#### Data records for software interfaces:
====

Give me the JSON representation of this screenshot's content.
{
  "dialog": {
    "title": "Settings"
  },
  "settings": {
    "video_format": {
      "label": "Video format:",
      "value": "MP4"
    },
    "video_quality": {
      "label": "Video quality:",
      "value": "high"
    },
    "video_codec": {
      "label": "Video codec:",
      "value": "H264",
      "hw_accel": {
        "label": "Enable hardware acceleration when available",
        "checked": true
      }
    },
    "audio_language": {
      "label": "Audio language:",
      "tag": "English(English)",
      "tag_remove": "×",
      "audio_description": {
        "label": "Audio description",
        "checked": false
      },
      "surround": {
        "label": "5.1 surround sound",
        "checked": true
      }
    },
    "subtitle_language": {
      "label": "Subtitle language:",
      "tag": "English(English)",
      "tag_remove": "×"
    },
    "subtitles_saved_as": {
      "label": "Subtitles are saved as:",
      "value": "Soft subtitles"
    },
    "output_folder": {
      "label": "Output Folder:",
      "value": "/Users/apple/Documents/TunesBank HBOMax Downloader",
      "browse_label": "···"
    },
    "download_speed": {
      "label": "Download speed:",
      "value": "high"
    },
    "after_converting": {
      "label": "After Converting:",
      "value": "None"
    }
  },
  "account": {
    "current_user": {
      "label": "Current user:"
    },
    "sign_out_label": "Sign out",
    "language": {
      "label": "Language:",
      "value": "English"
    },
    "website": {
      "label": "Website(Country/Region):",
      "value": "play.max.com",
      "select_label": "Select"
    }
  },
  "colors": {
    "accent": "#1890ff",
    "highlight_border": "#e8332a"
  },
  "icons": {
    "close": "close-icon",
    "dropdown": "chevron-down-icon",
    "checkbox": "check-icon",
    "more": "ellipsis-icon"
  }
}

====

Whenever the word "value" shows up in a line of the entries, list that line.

#### Response box:
      "value": "MP4"
      "value": "high"
      "value": "H264",
      "value": "Soft subtitles"
      "value": "/Users/apple/Documents/TunesBank HBOMax Downloader",
      "value": "high"
      "value": "None"
      "value": "English"
      "value": "play.max.com",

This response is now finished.